He sat on my stomach, trembling and breathing heavily through his open mouth. My eyes fought against the weight of sleep, straining to see in the darkness. A flash of lightning illuminated the room and gave my still sleeping brain a clue as to my whereabouts while the roar of thunder that followed jolted my other senses to immediate attention. A storm raged with such ferocity that even my little cottage was quaking in fear. No wonder I’d been sleeping so soundly. Unfortunately, thunderstorms were not a comfort to everyone and, as if hoisting his thirty-plus pound self onto my stomach was not enough, the canine love of my life, a cross between Benji and the Shaggy D.A, swatted my face with a furry beige paw. “Come here, Moustache,” I said through a yawn, reaching out my arms and drawing him close to me. I felt his body relax and heard his breathing slow. Wrapping myself around the dog, I nuzzled my face into the back of his neck. Moustache gave a little groan, a warning that he was there under special circumstances and I’d better not push my luck. However, another clap of thunder sent him wiggling closer to me and, within moments, he was snoring gently.
I woke to the sound of a distant siren. My clock was flashing. Moustache was on his bed on the floor. I leaned over the side of the bed and ruffled his ear. Moustache looked up at me with sleepy eyes and leapt onto the bed and rolled onto his back for the belly rub he had long since manipulated into our morning routine. When he’d had enough, he jumped off the bed and trotted out of the room, anxious to explore his new surroundings and stake his claim. I heard him jump onto the chair in the living room that gave him the best view of the street and bark a bark I was sure could be heard several houses down. I knew this particular yowl to mean either the presence of a squirrel or a golden retriever. I had my own battle to wage today against the unpacked boxes that filled the cottage that only a day and a half ago had become my “home.” As far as furnished rentals went, it was better than fine. The furniture was in good condition, albeit a little dated. The place had been cared for and outfitted with everything one might need to live comfortably for nine months. The exterior of the cottage had character but the interior was pretty neutral—waiting for some of my own belongings to gussy it up and give it that lived in, loved look. However, unlike the dog, I was nowhere near as anxious to get started and, instead, threw the covers over my head and slept for another ten minutes.

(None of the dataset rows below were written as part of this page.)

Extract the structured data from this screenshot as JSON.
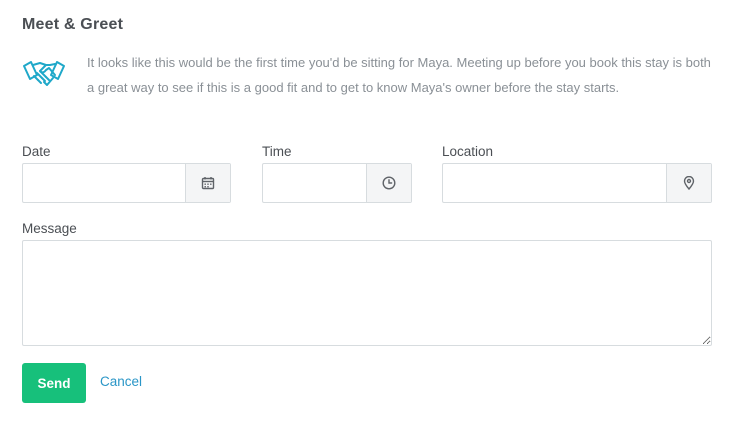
{
  "section": {
    "title": "Meet & Greet",
    "intro": "It looks like this would be the first time you'd be sitting for Maya. Meeting up before you book this stay is both a great way to see if this is a good fit and to get to know Maya's owner before the stay starts.",
    "icon": "handshake-icon",
    "accent_color": "#1fa8c9"
  },
  "form": {
    "date": {
      "label": "Date",
      "value": "",
      "placeholder": "",
      "icon": "calendar-icon"
    },
    "time": {
      "label": "Time",
      "value": "",
      "placeholder": "",
      "icon": "clock-icon"
    },
    "location": {
      "label": "Location",
      "value": "",
      "placeholder": "",
      "icon": "map-pin-icon"
    },
    "message": {
      "label": "Message",
      "value": "",
      "placeholder": ""
    }
  },
  "actions": {
    "send_label": "Send",
    "cancel_label": "Cancel",
    "send_color": "#17c07b",
    "cancel_color": "#2a96c7"
  }
}
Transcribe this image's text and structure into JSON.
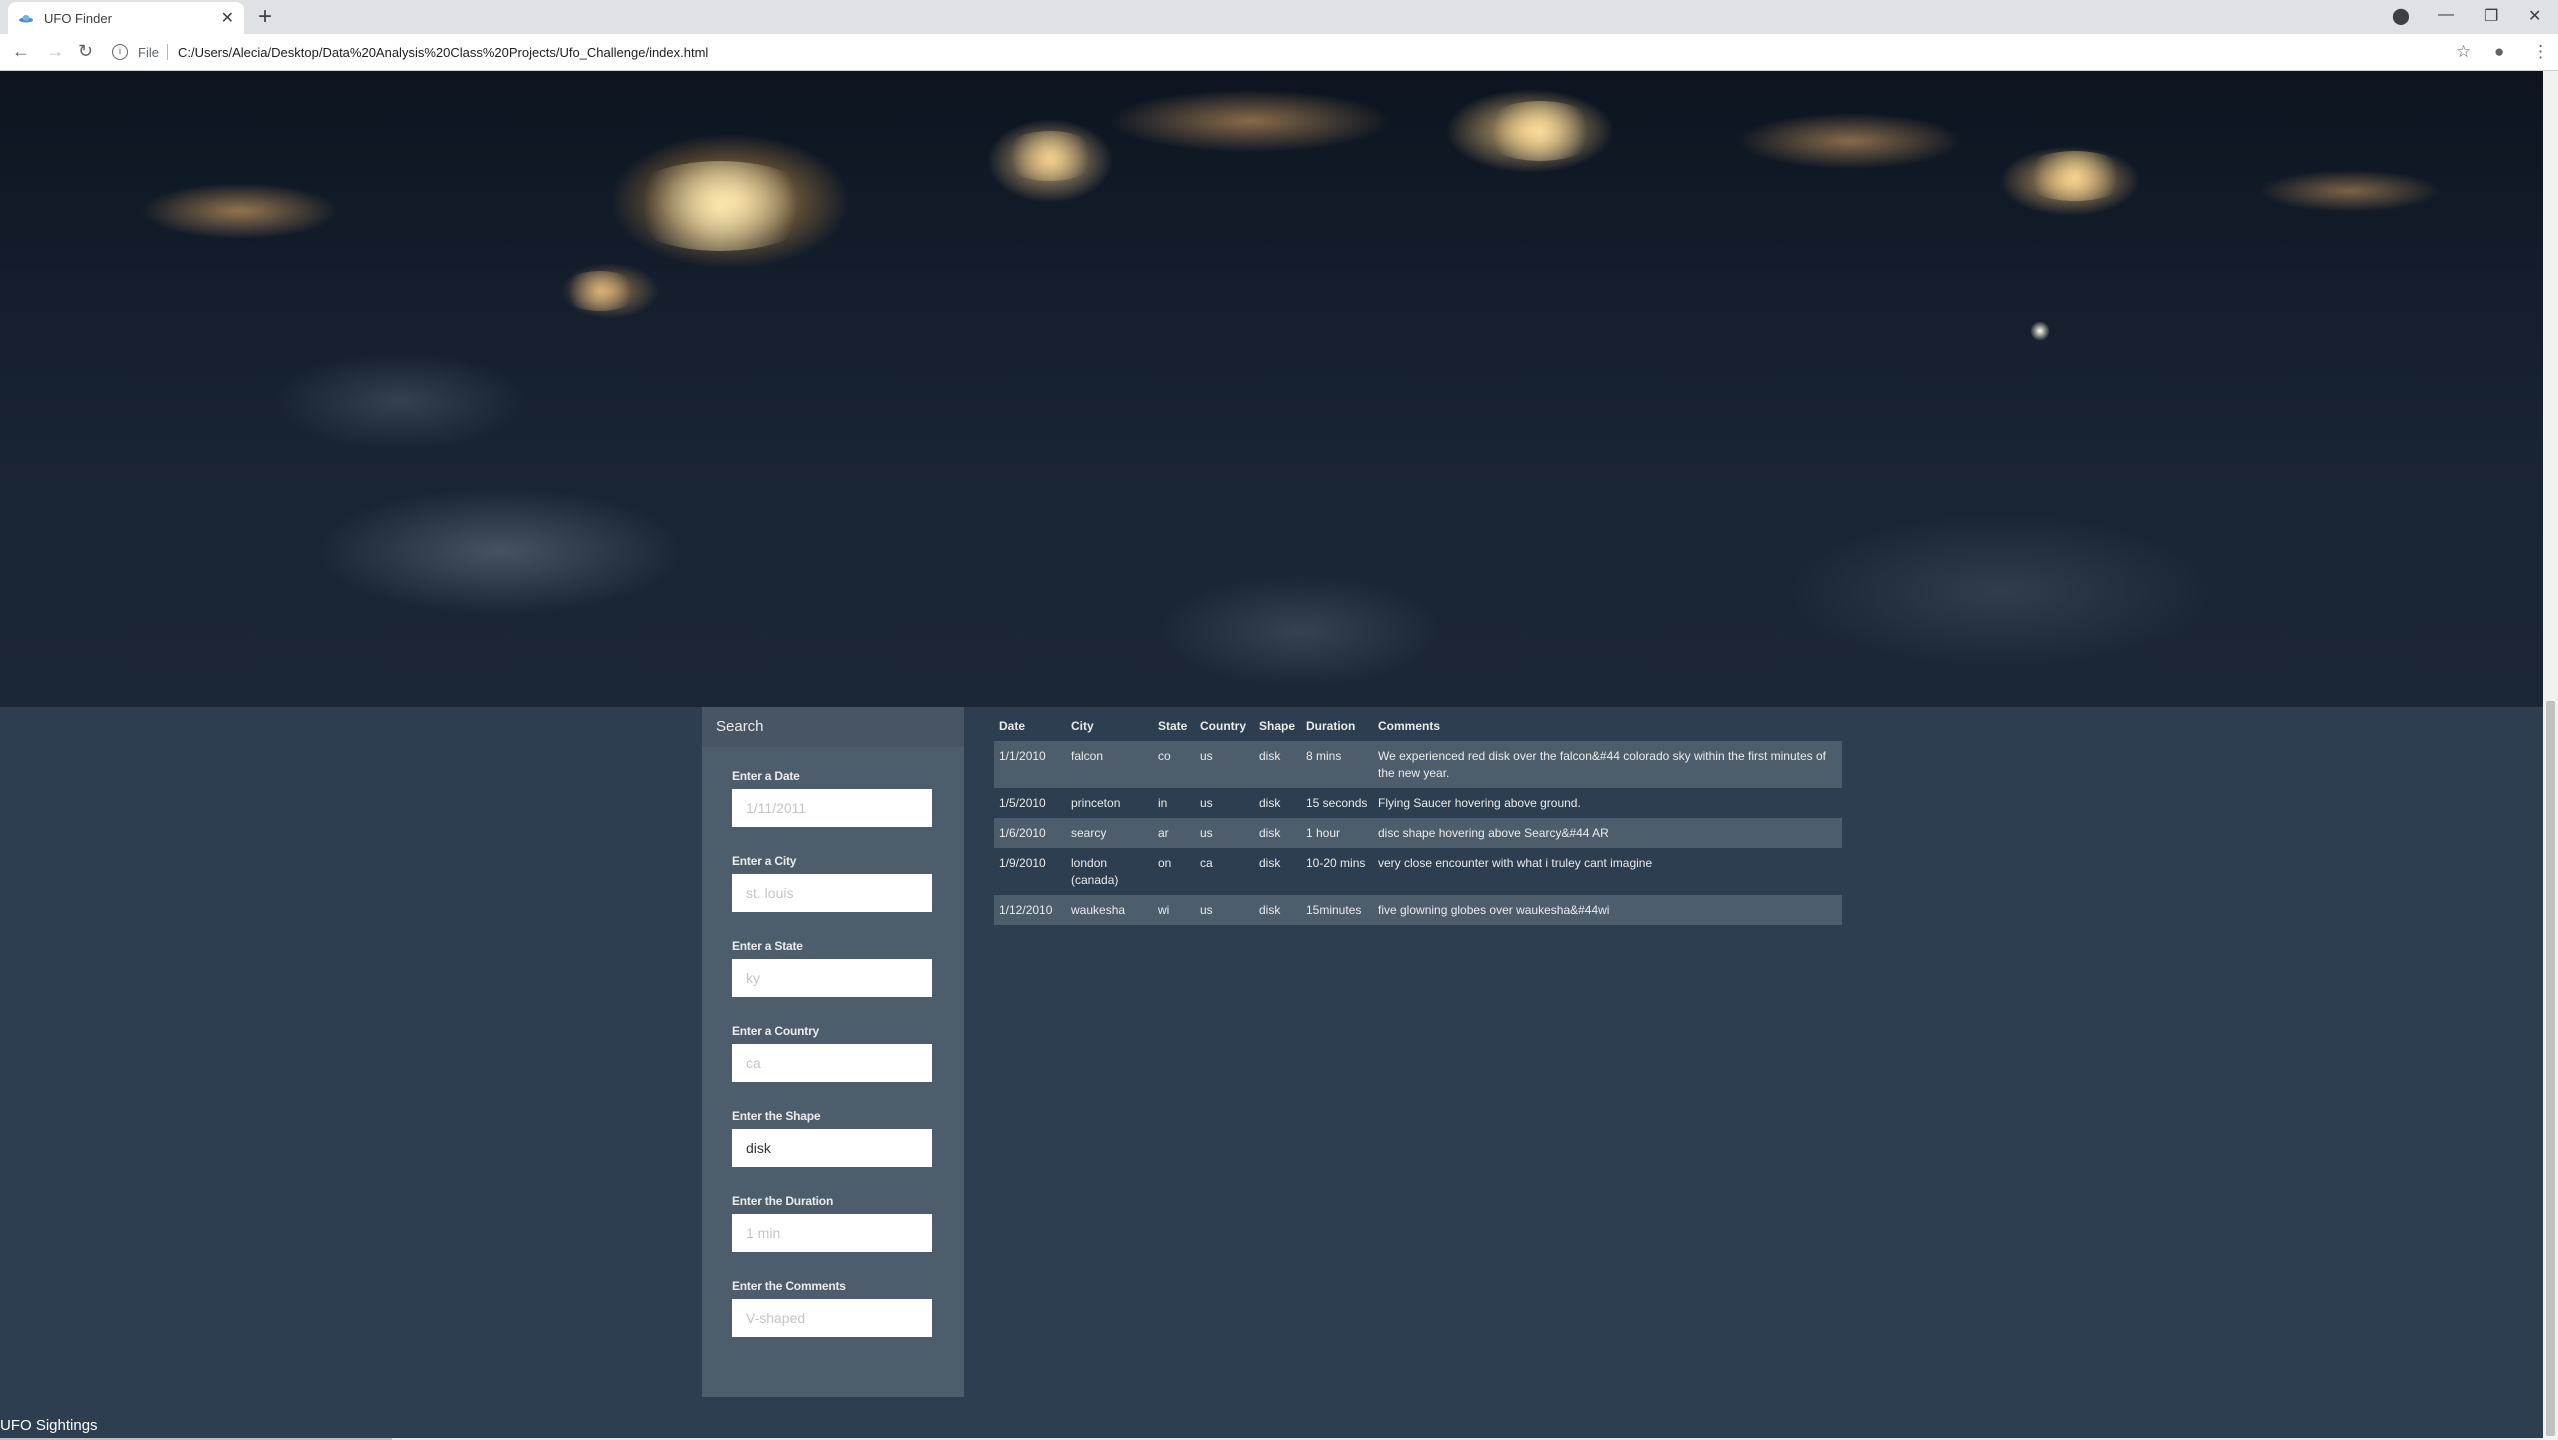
{
  "browser": {
    "tab_title": "UFO Finder",
    "new_tab": "+",
    "file_label": "File",
    "url": "C:/Users/Alecia/Desktop/Data%20Analysis%20Class%20Projects/Ufo_Challenge/index.html"
  },
  "panel": {
    "heading": "Search",
    "filters": [
      {
        "label": "Enter a Date",
        "placeholder": "1/11/2011",
        "value": ""
      },
      {
        "label": "Enter a City",
        "placeholder": "st. louis",
        "value": ""
      },
      {
        "label": "Enter a State",
        "placeholder": "ky",
        "value": ""
      },
      {
        "label": "Enter a Country",
        "placeholder": "ca",
        "value": ""
      },
      {
        "label": "Enter the Shape",
        "placeholder": "",
        "value": "disk"
      },
      {
        "label": "Enter the Duration",
        "placeholder": "1 min",
        "value": ""
      },
      {
        "label": "Enter the Comments",
        "placeholder": "V-shaped",
        "value": ""
      }
    ]
  },
  "table": {
    "columns": [
      "Date",
      "City",
      "State",
      "Country",
      "Shape",
      "Duration",
      "Comments"
    ],
    "rows": [
      [
        "1/1/2010",
        "falcon",
        "co",
        "us",
        "disk",
        "8 mins",
        "We experienced red disk over the falcon&#44 colorado sky within the first minutes of the new year."
      ],
      [
        "1/5/2010",
        "princeton",
        "in",
        "us",
        "disk",
        "15 seconds",
        "Flying Saucer hovering above ground."
      ],
      [
        "1/6/2010",
        "searcy",
        "ar",
        "us",
        "disk",
        "1 hour",
        "disc shape hovering above Searcy&#44 AR"
      ],
      [
        "1/9/2010",
        "london (canada)",
        "on",
        "ca",
        "disk",
        "10-20 mins",
        "very close encounter with what i truley cant imagine"
      ],
      [
        "1/12/2010",
        "waukesha",
        "wi",
        "us",
        "disk",
        "15minutes",
        "five glowning globes over waukesha&#44wi"
      ]
    ]
  },
  "footer": {
    "text": "UFO Sightings"
  },
  "colors": {
    "page_bg": "#2c3e50",
    "panel_bg": "#4e5d6c",
    "stripe": "#4e5d6c",
    "text": "#ebebeb"
  }
}
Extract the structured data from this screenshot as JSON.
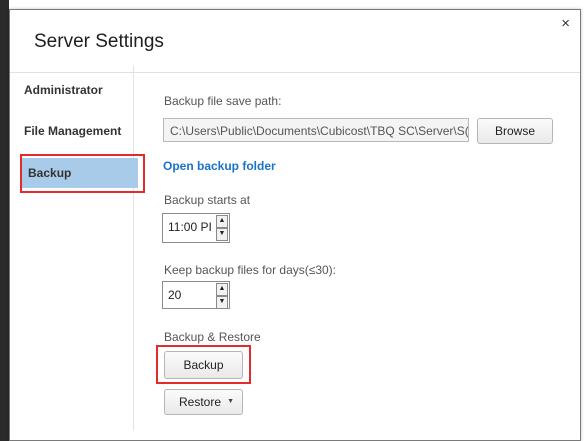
{
  "dialog": {
    "title": "Server Settings",
    "close_icon": "×"
  },
  "sidebar": {
    "items": [
      {
        "label": "Administrator"
      },
      {
        "label": "File Management"
      },
      {
        "label": "Backup",
        "active": true
      }
    ]
  },
  "backup": {
    "save_path_label": "Backup file save path:",
    "save_path_value": "C:\\Users\\Public\\Documents\\Cubicost\\TBQ SC\\Server\\S(",
    "browse_label": "Browse",
    "open_folder_link": "Open backup folder",
    "starts_at_label": "Backup starts at",
    "starts_at_value": "11:00 PI",
    "keep_days_label": "Keep backup files for days(≤30):",
    "keep_days_value": "20",
    "backup_restore_label": "Backup & Restore",
    "backup_button_label": "Backup",
    "restore_button_label": "Restore",
    "spin_up": "▲",
    "spin_down": "▼",
    "dropdown_arrow": "▼"
  },
  "colors": {
    "active_nav_bg": "#a9cbea",
    "highlight_red": "#e32b2b",
    "link_blue": "#1a73c9"
  }
}
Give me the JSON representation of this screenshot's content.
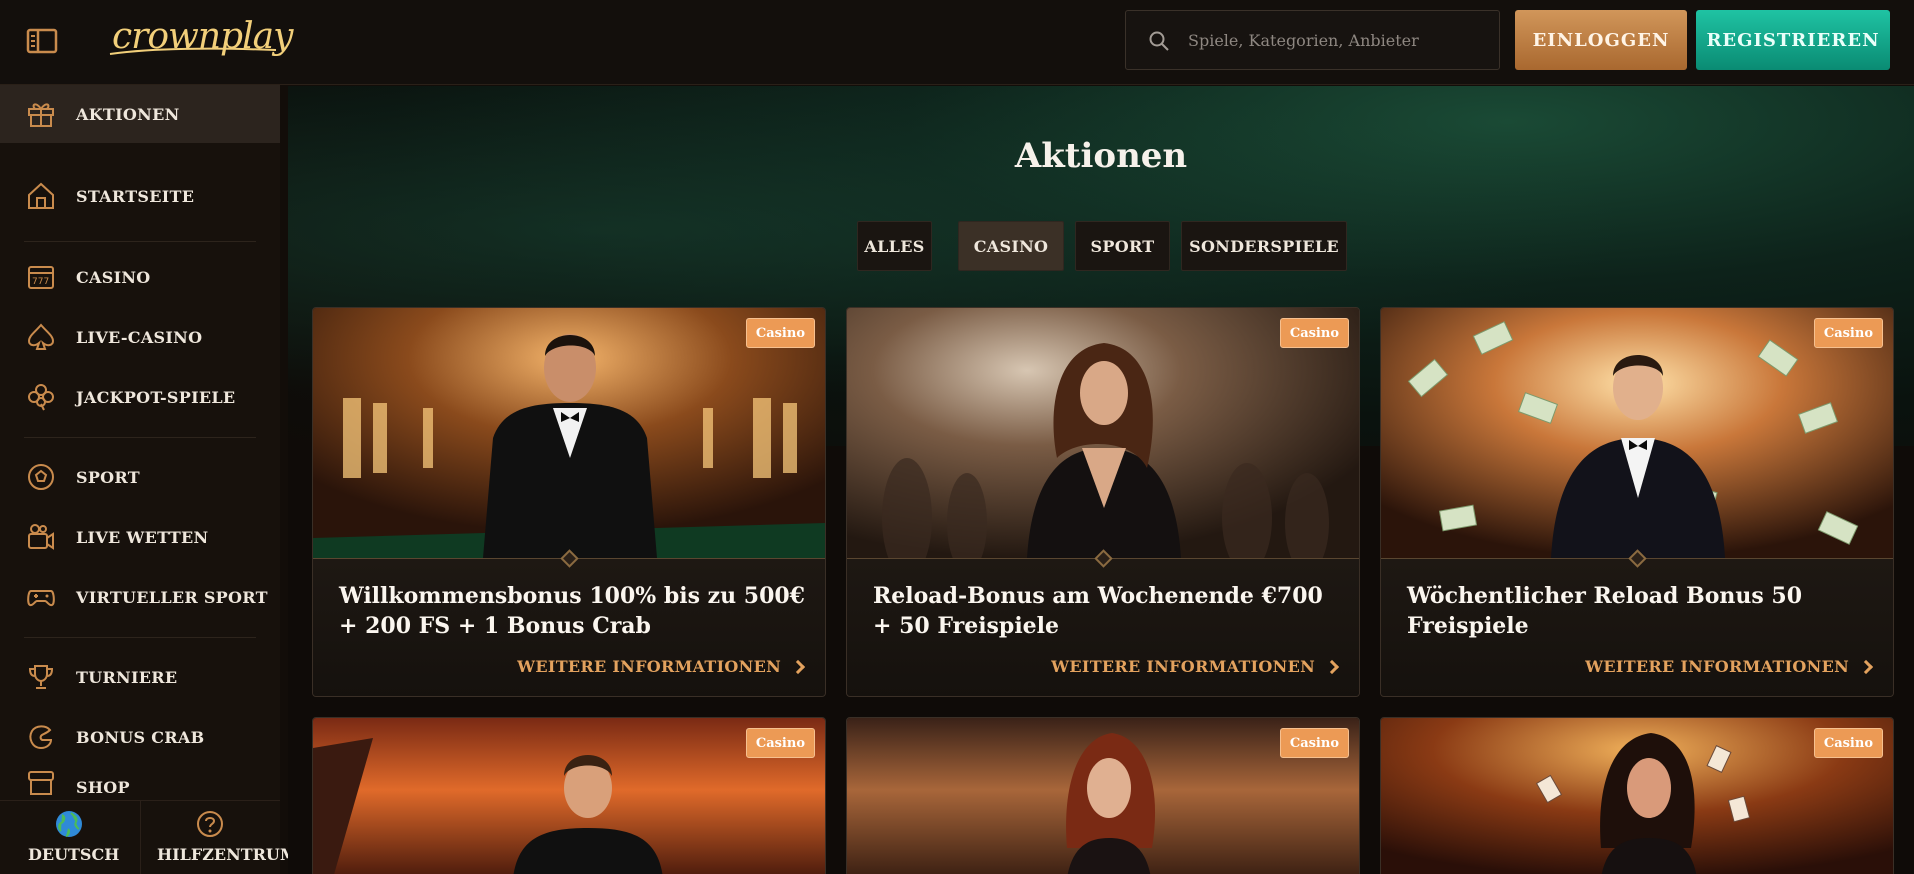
{
  "header": {
    "logo": "crownplay",
    "search_placeholder": "Spiele, Kategorien, Anbieter",
    "login_label": "EINLOGGEN",
    "register_label": "REGISTRIEREN"
  },
  "sidebar": {
    "items": [
      {
        "label": "AKTIONEN",
        "icon": "gift-icon",
        "active": true
      },
      {
        "label": "STARTSEITE",
        "icon": "home-icon"
      },
      {
        "label": "CASINO",
        "icon": "slot-machine-icon"
      },
      {
        "label": "LIVE-CASINO",
        "icon": "spade-icon"
      },
      {
        "label": "JACKPOT-SPIELE",
        "icon": "clover-icon"
      },
      {
        "label": "SPORT",
        "icon": "soccer-ball-icon"
      },
      {
        "label": "LIVE WETTEN",
        "icon": "camera-icon"
      },
      {
        "label": "VIRTUELLER SPORT",
        "icon": "gamepad-icon"
      },
      {
        "label": "TURNIERE",
        "icon": "trophy-icon"
      },
      {
        "label": "BONUS CRAB",
        "icon": "crab-claw-icon"
      },
      {
        "label": "SHOP",
        "icon": "shop-icon"
      }
    ],
    "footer": {
      "language_label": "DEUTSCH",
      "help_label": "HILFZENTRUM"
    }
  },
  "main": {
    "title": "Aktionen",
    "tabs": [
      {
        "label": "ALLES",
        "active": false
      },
      {
        "label": "CASINO",
        "active": true
      },
      {
        "label": "SPORT",
        "active": false
      },
      {
        "label": "SONDERSPIELE",
        "active": false
      }
    ],
    "cards": [
      {
        "badge": "Casino",
        "title": "Willkommensbonus 100% bis zu 500€ + 200 FS + 1 Bonus Crab",
        "link": "WEITERE INFORMATIONEN"
      },
      {
        "badge": "Casino",
        "title": "Reload-Bonus am Wochenende €700 + 50 Freispiele",
        "link": "WEITERE INFORMATIONEN"
      },
      {
        "badge": "Casino",
        "title": "Wöchentlicher Reload Bonus 50 Freispiele",
        "link": "WEITERE INFORMATIONEN"
      },
      {
        "badge": "Casino"
      },
      {
        "badge": "Casino"
      },
      {
        "badge": "Casino"
      }
    ]
  },
  "colors": {
    "accent_gold": "#e3a25e",
    "login_btn": "#c1834a",
    "register_btn": "#15a98b",
    "badge": "#ec9a55"
  }
}
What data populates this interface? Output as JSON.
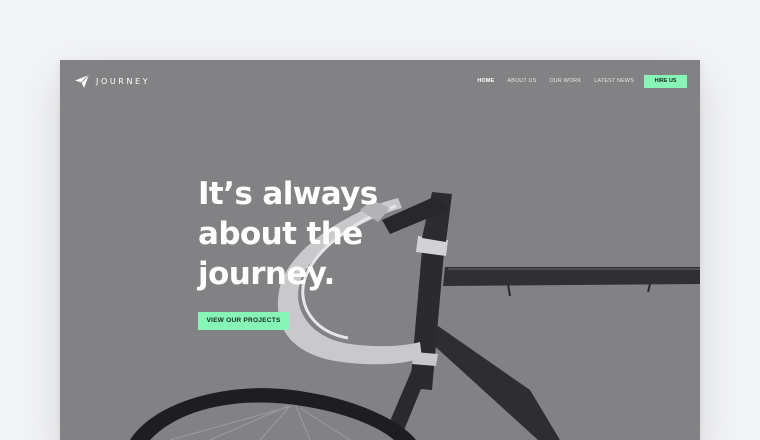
{
  "brand": {
    "name": "JOURNEY",
    "icon": "paper-plane-icon"
  },
  "nav": {
    "items": [
      {
        "label": "HOME",
        "active": true
      },
      {
        "label": "ABOUT US",
        "active": false
      },
      {
        "label": "OUR WORK",
        "active": false
      },
      {
        "label": "LATEST NEWS",
        "active": false
      }
    ],
    "cta_label": "HIRE US"
  },
  "hero": {
    "title": "It’s always about the journey.",
    "button_label": "VIEW OUR PROJECTS",
    "background_image": "bicycle-image"
  },
  "colors": {
    "page_background": "#f2f3f5",
    "hero_background": "#828284",
    "accent": "#86f5b5",
    "text": "#ffffff"
  }
}
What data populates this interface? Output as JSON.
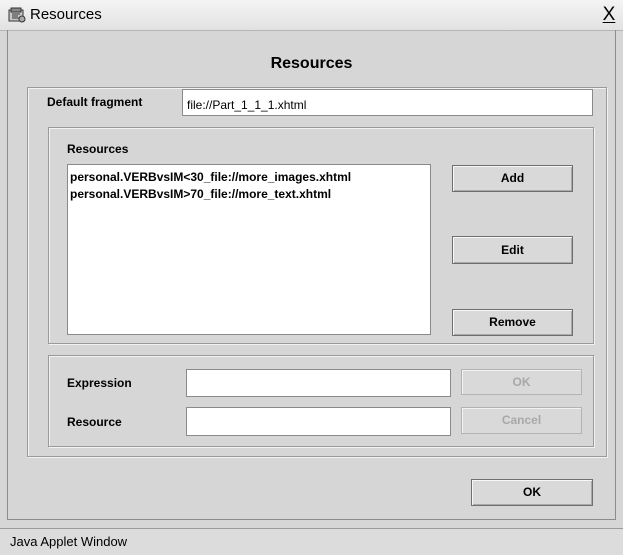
{
  "window": {
    "title": "Resources",
    "close_glyph": "X",
    "icon": "applet-icon"
  },
  "dialog": {
    "heading": "Resources",
    "default_fragment": {
      "label": "Default fragment",
      "value": "file://Part_1_1_1.xhtml"
    },
    "resources": {
      "label": "Resources",
      "items": [
        "personal.VERBvsIM<30_file://more_images.xhtml",
        "personal.VERBvsIM>70_file://more_text.xhtml"
      ],
      "add_label": "Add",
      "edit_label": "Edit",
      "remove_label": "Remove"
    },
    "editor": {
      "expression_label": "Expression",
      "expression_value": "",
      "resource_label": "Resource",
      "resource_value": "",
      "ok_label": "OK",
      "cancel_label": "Cancel"
    },
    "ok_label": "OK"
  },
  "status": {
    "text": "Java Applet Window"
  }
}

The storm had certainly been busy while the town slept. Looking out the kitchen window, I could see the backyard was littered with branches and one of the trees had been uprooted. Moustache was happily picking up from where the storm had left off, digging feverishly, kicking up bits of mud and bark which ended up on his back rather than the ground behind him. Rolling my eyes, I turned my attention away from Moustache, determined to enjoy a bit more of the morning before bathing the dog, a task which would no doubt be inevitable given his abundance of fur. I took a deep swallow of green tea—I had given up coffee only recently after buying into some hype about green tea helping to lose weight. I knew I was a perfectly healthy weight, but in show business an actress can never be too thin, and the insecurity about my curves was always rearing its ugly head. The tea was growing on me. And whether or not the weight loss thing was working, I was able to convince myself I could see enough of a difference to keep up with the trend. I took another sip and surveyed the cardboard that contained my life. It amazed me that thirty-some years could be packed away into a dozen or so boxes. Of course, this said nothing of the scores of emotional baggage that were, just as neatly, packed away. Knowing the baggage of the cardboard variety would be much easier to deal with I tore the tape off a box labeled BOOKS and began sorting the cookbooks. In the backyard, Moustache barked. His barking became more and more incessant. I hurried to the back door. Moustache was staring into the hole he and the storm had helped to create, intent on something out of my line of vision. “Moustache?” He looked at me, then back to the hole. Slipping on my Crocs, I walked out into the crisp March morning. “Moo! Come here!” More barking, no coming. Upon reaching the dog, I leaned over to grab his collar and caught a glimpse of Moustache’s buried treasure.